▶ [Exercise aim] Exactly as given, output all the records that follow.
:: Task input
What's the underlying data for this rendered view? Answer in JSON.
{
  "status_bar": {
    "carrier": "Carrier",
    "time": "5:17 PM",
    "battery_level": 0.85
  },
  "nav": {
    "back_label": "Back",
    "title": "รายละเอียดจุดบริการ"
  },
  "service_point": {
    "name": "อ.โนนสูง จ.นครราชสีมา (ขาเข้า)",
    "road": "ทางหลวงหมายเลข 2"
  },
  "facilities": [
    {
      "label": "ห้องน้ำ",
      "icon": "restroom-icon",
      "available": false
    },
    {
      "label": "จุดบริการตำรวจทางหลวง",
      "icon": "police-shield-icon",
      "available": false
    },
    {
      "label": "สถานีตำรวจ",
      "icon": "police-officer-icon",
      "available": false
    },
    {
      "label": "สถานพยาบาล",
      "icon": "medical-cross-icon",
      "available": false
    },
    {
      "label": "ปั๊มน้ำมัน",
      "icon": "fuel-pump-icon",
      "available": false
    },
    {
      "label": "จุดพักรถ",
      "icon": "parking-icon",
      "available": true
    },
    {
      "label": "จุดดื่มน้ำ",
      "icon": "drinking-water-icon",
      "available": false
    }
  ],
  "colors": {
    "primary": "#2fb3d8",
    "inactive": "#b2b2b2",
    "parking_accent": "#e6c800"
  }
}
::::
▶ [Problem solution]
What's the underlying data for this rendered view? Answer in JSON.
{
  "status_bar": {
    "carrier": "Carrier",
    "time": "5:17 PM",
    "battery_level": 0.85
  },
  "nav": {
    "back_label": "Back",
    "title": "รายละเอียดจุดบริการ"
  },
  "service_point": {
    "name": "อ.โนนสูง จ.นครราชสีมา (ขาเข้า)",
    "road": "ทางหลวงหมายเลข 2"
  },
  "facilities": [
    {
      "label": "ห้องน้ำ",
      "icon": "restroom-icon",
      "available": false
    },
    {
      "label": "จุดบริการตำรวจทางหลวง",
      "icon": "police-shield-icon",
      "available": false
    },
    {
      "label": "สถานีตำรวจ",
      "icon": "police-officer-icon",
      "available": false
    },
    {
      "label": "สถานพยาบาล",
      "icon": "medical-cross-icon",
      "available": false
    },
    {
      "label": "ปั๊มน้ำมัน",
      "icon": "fuel-pump-icon",
      "available": false
    },
    {
      "label": "จุดพักรถ",
      "icon": "parking-icon",
      "available": true
    },
    {
      "label": "จุดดื่มน้ำ",
      "icon": "drinking-water-icon",
      "available": false
    }
  ],
  "colors": {
    "primary": "#2fb3d8",
    "inactive": "#b2b2b2",
    "parking_accent": "#e6c800"
  }
}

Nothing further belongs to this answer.